#### [Aim of the exercise]
Print all of the data exactly, with no line missing.

#### [Supplied records]
*** Block opens ***

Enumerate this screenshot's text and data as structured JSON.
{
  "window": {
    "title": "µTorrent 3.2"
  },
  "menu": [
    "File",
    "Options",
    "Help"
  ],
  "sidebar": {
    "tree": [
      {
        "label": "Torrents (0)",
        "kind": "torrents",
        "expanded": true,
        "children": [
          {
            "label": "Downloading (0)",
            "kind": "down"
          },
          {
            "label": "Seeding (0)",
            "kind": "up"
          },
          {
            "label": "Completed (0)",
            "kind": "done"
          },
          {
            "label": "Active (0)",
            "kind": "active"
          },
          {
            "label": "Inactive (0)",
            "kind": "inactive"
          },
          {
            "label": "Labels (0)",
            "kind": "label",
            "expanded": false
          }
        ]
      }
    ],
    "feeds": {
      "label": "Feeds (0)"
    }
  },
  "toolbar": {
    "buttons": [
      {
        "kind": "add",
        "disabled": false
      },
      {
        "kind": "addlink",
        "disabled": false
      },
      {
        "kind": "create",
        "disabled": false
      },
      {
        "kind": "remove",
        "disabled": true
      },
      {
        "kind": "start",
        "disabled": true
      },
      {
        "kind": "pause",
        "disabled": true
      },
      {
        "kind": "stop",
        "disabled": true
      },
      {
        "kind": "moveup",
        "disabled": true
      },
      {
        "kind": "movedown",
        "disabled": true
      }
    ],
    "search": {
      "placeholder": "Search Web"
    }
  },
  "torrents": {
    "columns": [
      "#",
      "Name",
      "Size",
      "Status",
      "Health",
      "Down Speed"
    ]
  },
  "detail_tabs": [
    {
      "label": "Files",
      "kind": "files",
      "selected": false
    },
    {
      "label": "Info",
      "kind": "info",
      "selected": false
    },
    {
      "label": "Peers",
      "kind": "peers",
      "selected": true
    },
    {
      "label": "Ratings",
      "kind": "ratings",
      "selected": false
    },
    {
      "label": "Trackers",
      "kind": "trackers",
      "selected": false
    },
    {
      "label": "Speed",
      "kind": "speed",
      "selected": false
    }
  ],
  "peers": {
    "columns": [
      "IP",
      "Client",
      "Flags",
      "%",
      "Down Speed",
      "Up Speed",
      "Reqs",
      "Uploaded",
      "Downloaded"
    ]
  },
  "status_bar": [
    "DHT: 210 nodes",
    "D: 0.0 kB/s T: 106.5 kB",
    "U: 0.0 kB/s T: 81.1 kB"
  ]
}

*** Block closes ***

#### [Task solution]
Enumerate this screenshot's text and data as structured JSON.
{
  "window": {
    "title": "µTorrent 3.2"
  },
  "menu": [
    "File",
    "Options",
    "Help"
  ],
  "sidebar": {
    "tree": [
      {
        "label": "Torrents (0)",
        "kind": "torrents",
        "expanded": true,
        "children": [
          {
            "label": "Downloading (0)",
            "kind": "down"
          },
          {
            "label": "Seeding (0)",
            "kind": "up"
          },
          {
            "label": "Completed (0)",
            "kind": "done"
          },
          {
            "label": "Active (0)",
            "kind": "active"
          },
          {
            "label": "Inactive (0)",
            "kind": "inactive"
          },
          {
            "label": "Labels (0)",
            "kind": "label",
            "expanded": false
          }
        ]
      }
    ],
    "feeds": {
      "label": "Feeds (0)"
    }
  },
  "toolbar": {
    "buttons": [
      {
        "kind": "add",
        "disabled": false
      },
      {
        "kind": "addlink",
        "disabled": false
      },
      {
        "kind": "create",
        "disabled": false
      },
      {
        "kind": "remove",
        "disabled": true
      },
      {
        "kind": "start",
        "disabled": true
      },
      {
        "kind": "pause",
        "disabled": true
      },
      {
        "kind": "stop",
        "disabled": true
      },
      {
        "kind": "moveup",
        "disabled": true
      },
      {
        "kind": "movedown",
        "disabled": true
      }
    ],
    "search": {
      "placeholder": "Search Web"
    }
  },
  "torrents": {
    "columns": [
      "#",
      "Name",
      "Size",
      "Status",
      "Health",
      "Down Speed"
    ]
  },
  "detail_tabs": [
    {
      "label": "Files",
      "kind": "files",
      "selected": false
    },
    {
      "label": "Info",
      "kind": "info",
      "selected": false
    },
    {
      "label": "Peers",
      "kind": "peers",
      "selected": true
    },
    {
      "label": "Ratings",
      "kind": "ratings",
      "selected": false
    },
    {
      "label": "Trackers",
      "kind": "trackers",
      "selected": false
    },
    {
      "label": "Speed",
      "kind": "speed",
      "selected": false
    }
  ],
  "peers": {
    "columns": [
      "IP",
      "Client",
      "Flags",
      "%",
      "Down Speed",
      "Up Speed",
      "Reqs",
      "Uploaded",
      "Downloaded"
    ]
  },
  "status_bar": [
    "DHT: 210 nodes",
    "D: 0.0 kB/s T: 106.5 kB",
    "U: 0.0 kB/s T: 81.1 kB"
  ]
}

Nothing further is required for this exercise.